Now, Warren makes sculptures, murals, clothing, and, now, skis—all inspired by the topo maps that first captured his imagination. In his new collaboration with Wagner Custom, he has created a graphic for Wagner’s home hill of Telluride, plus Big Sky, Alta, and the Grand Canyon. (If you’d like a custom graphic for your home hill, contact Wagner today at firstname.lastname@example.org.)
We caught up with him at his home in Boulder to find out more about his latest collection. (Side note, check out his website, Beatnik Prints, where you’ll find he’s not only insanely talented but hilarious, too. His art is also featured at Walker Fine Art in Denver.)
Wagner: Where does your love for maps come from?
Warren: I grew up in Durango, and for my whole life I’ve been torn between the desert canyons of Utah and the mountains of southern Colorado—some of the most classic landscapes of the West. That whole mix put an appreciation for topography in my head at a young age.
Wagner: Have you ever designed skis before?
Warren: No, but I have my own clothing line and I do a lot of sculpture, so I have experience with putting patterns on 3-D objects.
Wagner: How was it translating your art to skis? They’re not an easy shape, I’d imagine...
Warren: I tried to wrap and elongate the design so it would go with the shape of skis better, but I found that I was missing out on a lot of cool data that the mountains have. I really had to figure out how to frame that specifically. With Telluride, it was a little bit of a challenge. The ski area itself is on the tips and the Dallas Divide is on the tails. The Grand Canyon skis were the easiest—I threaded the river down the entire ski.
Wagner: Your sculptures are so cool. Was learning how to fabricate them a challenge?
Warren: I did a little bit of carpentry work in high school for theater building sets. My dad is a really good carpenter, and he taught me some stuff—despite me not being really interested at the time. Learning how to use machines to cut stuff has been so fun—I’ve done lots of deep dives on youtube.
Wagner: Where do you build them?
Warren: I’m very blessed to have a great Makerspace (a free workshop run by the Boulder Public Library) here with what’s called a tinker mill, laser cutter, wood shop, metal shop, and all that. I pretty much work exclusively in Adobe Illustrator, and the pieces are never 3-D in the computer, but in my brain I know how they’ll generally work out. But I never know for sure until I actually build it up with the physical material. I get to surprise myself.

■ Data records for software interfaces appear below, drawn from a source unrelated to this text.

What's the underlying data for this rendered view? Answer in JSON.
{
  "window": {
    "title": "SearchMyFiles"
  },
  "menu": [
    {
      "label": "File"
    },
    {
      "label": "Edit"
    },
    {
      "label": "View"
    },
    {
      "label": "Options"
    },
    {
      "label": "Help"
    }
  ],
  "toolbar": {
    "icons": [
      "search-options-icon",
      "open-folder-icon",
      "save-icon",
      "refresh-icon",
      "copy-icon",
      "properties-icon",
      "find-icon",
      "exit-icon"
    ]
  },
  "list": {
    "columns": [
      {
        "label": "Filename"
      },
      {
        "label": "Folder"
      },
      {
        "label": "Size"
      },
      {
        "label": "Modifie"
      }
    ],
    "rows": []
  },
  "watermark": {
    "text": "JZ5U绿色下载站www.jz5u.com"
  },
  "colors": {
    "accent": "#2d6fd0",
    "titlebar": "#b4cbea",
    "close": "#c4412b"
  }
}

Wagner: When you look back, are you surprised at your career path?
Warren: The sculpture part makes sense. I always liked sculpture, and did a lot of ceramics as a kid. I’m a little surprised that I create things in a 2-D medium, though, because I’m not the best at putting ideas down on paper. I never thought I’d be a muralist, that I’d have the 2-D chops to make that kind of art.
Wagner: What’s next for you?
Warren: Sculptures are definitely my passion. I’ve gotten some big commissions in the last year and a half, and I’m trying to work in outdoor sculpture more, using big sheets of metal that kids can climb on and all that. I find public art really exciting.